In 1973 Chol Soo Lee, a 21-year-old Korean immigrant, was wrongfully incarcerated for the murder of a Chinatown gang leader. He became a symbol for systemic injustice against Asian Americans and spurred solidarity within his community. His prison memoirs have been adapted into a book and his case inspired the 1989 drama film “True Believer.” But his life — what happened before and after he became famous for his imprisonment — was far from a Hollywood fairy tale.
In the documentary “Free Chol Soo Lee,” first-time doc directors Julie Ha and Eugene Yi use archival materials in an attempt to present their tragic hero in all three dimensions. Despite their efforts, Soo Lee feels just out of reach, but the story of his life remains as important as it is horrifying.
The film opens by explaining the crime and how Soo Lee became a prime suspect. Journalistic giant K.W. Lee compared Soo Lee’s case to the Kafka novel “The Trial,” and it’s an apt connection. Everything that could have gone wrong for Soo Lee did; he was even reported for firing a gun indoors just two days before the murder. According to Soo Lee, he had just been fiddling around with the pistol, which he’d borrowed from his manager at work. It was the first time he’d ever held a gun.
Of course, the other problems in Soo Lee’s case magnify much larger issues in our country, particularly concerning class and race. Though the police were ostensibly looking for a Chinese perp, per witness descriptions, they nailed Soo Lee instead. Soo Lee had already been in juvie and a psych ward before his life sentence, in large part because the adults in his life couldn’t understand him, much less advocate for him. To paraphrase the film — he wasn’t crazy; he just couldn’t speak English.
The dominoes continue falling from there. In the film’s sole animated sequence, Soo Lee recounts murdering a fellow inmate, Morrison Needham, during his sentence. Soo Lee says Needham, a member of the Aryan Brotherhood, was threatening him because he would not take sides in a gang conflict. A predominately white jury finds Soo Lee guilty of first-degree murder.
Though Soo Lee is eventually acquitted and released from prison, the remainder of his life takes more grim turns. Ha and Yi give the impression of a man who, after being forcibly removed from society, is almost incapable of shaking that alienation. He struggled being alone just as much as he had a hard time relating to others.
At one point in the film, Soo Lee mentions his supporters visiting him on death row. It’s harrowing to imagine the disparities at play in such a meeting. Soo Lee was awaiting his own death, a final kick in the teeth from a system that never wanted him, while his supporters — at least those interviewed for this film — were pursuing law degrees and graduating from UC Berkeley.
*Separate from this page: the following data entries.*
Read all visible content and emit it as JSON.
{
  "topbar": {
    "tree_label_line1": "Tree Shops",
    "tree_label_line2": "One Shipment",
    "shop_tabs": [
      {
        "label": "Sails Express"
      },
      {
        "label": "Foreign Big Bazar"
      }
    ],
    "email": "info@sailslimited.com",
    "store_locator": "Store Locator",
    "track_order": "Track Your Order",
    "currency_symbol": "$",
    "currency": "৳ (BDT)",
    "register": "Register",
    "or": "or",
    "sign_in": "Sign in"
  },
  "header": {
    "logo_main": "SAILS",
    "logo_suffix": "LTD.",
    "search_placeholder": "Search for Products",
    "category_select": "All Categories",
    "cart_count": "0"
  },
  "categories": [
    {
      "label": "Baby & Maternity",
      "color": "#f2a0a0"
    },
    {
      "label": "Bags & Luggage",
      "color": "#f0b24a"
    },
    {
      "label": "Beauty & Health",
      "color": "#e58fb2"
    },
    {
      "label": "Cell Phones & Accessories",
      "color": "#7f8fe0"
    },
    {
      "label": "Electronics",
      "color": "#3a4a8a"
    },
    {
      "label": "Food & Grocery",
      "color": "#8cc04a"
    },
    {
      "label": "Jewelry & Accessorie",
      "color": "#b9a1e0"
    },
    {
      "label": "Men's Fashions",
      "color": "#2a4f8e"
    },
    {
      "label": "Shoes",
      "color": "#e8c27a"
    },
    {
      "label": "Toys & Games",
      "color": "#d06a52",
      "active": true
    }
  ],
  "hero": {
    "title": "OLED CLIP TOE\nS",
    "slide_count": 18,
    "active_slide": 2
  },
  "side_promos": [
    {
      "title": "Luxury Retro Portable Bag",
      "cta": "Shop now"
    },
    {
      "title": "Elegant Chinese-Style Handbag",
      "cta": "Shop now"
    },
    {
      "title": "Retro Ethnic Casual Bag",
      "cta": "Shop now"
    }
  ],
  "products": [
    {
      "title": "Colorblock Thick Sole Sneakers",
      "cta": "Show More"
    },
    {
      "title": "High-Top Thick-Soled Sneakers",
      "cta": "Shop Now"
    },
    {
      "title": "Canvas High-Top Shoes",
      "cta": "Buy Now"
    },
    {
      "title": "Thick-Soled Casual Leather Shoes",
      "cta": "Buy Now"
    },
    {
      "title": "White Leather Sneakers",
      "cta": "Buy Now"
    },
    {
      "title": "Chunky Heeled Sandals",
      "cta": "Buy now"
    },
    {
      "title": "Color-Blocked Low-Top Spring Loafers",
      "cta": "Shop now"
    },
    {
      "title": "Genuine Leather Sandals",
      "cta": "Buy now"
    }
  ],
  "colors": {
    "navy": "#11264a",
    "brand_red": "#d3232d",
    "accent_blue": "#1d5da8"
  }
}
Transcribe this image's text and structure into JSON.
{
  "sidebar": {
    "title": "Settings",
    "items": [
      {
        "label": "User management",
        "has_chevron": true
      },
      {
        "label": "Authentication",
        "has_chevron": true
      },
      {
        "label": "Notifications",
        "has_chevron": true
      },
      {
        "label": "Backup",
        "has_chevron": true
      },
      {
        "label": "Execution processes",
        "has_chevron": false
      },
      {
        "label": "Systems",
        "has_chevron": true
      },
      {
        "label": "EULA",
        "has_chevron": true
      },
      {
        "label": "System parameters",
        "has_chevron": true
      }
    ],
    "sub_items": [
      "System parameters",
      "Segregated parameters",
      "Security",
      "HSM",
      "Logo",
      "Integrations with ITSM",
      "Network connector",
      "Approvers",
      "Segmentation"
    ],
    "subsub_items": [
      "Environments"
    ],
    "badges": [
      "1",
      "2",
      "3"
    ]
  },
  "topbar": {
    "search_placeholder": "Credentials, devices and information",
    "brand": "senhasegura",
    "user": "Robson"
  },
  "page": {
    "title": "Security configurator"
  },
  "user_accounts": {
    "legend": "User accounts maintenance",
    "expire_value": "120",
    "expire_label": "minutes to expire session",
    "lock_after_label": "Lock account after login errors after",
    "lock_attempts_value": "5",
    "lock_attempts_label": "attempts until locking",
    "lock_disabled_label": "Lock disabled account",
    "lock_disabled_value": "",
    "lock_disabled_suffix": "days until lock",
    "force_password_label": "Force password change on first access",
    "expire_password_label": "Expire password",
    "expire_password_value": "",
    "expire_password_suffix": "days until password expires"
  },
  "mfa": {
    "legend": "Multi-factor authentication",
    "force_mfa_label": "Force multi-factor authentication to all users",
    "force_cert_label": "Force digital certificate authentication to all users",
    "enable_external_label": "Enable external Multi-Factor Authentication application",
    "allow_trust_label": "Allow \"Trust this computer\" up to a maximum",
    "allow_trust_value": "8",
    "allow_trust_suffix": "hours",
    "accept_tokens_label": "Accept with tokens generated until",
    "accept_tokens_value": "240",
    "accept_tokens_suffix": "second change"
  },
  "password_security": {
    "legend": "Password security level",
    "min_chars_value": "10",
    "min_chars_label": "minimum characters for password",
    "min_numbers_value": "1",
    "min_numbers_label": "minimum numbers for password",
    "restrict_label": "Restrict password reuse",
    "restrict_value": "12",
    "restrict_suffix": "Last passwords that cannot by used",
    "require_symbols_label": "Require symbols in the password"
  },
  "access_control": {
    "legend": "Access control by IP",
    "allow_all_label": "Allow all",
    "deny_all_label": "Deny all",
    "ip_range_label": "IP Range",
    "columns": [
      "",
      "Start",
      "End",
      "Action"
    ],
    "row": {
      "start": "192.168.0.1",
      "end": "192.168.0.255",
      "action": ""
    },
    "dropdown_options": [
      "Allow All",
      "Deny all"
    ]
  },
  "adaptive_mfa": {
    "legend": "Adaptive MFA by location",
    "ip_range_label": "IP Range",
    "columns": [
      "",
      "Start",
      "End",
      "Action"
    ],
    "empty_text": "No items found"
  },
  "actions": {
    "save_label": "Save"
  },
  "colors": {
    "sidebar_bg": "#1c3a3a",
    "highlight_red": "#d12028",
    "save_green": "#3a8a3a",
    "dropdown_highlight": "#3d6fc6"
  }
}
“Free Chol Soo Lee” is more descriptive than it is analytical, but it could have only benefitted from digging deeper into these class issues. K.W. Lee, who became a kind of father figure to Soo Lee, remarks that, “There’s a very fine line between him and me,” and that the only thing really separating them was luck. It’s a nice sentiment, and of course we should all strive to empathize with one another despite our differences. It’s nonetheless difficult to believe that luck is the only reason one of these men was repeatedly institutionalized and the other is a renowned journalist.
Perhaps the most important device Ha and Yi use in “Free Chol Soo Lee” is first-person narration. The film makes ample use of recordings and archival interviews of Soo Lee, but it also fills in the gaps when he is unable to speak directly for himself. By cobbling together Soo Lee’s own words from his memoir, biographical notes, letters and other writings, the filmmakers have constructed a script that gives this primary source–heavy doc narrative heft. Sebastian Yoon, a Korean American whose own prison time featured in Lynn Novick and Ken Burns’ “College Behind Bars,” narrates.
Though Ha and Yi have worked valiantly to give Soo Lee his own voice in the film, it is still largely constructed for the gaze of an outside viewer. We learn about Soo Lee from his friends and news coverage about as much as we get his own, ghostlike perspective. Perhaps a more experimental take could make “Free Chol Soo Lee” feel more like a memoir and less like a report. “Flee,” the documentary by Jonas Poher Rasmussen, is a salient example of a biographical documentary that reckons with itself.
“Free Chol Soo Lee” may lack formal verve, but its content is admirable. Younger viewers have probably never even heard of Soo Lee, much less his jaw-dropping case. Though Soo Lee and his supporters hoped that his story would lead to a more careful criminal justice system, discrimination persists almost 50 years later. This is a worthwhile introduction to Soo Lee; even more importantly, it’s an urgent cautionary tale.
“Free Chol Soo Lee” opens in NYC August 12 and will screen nationwide the evening of August 17.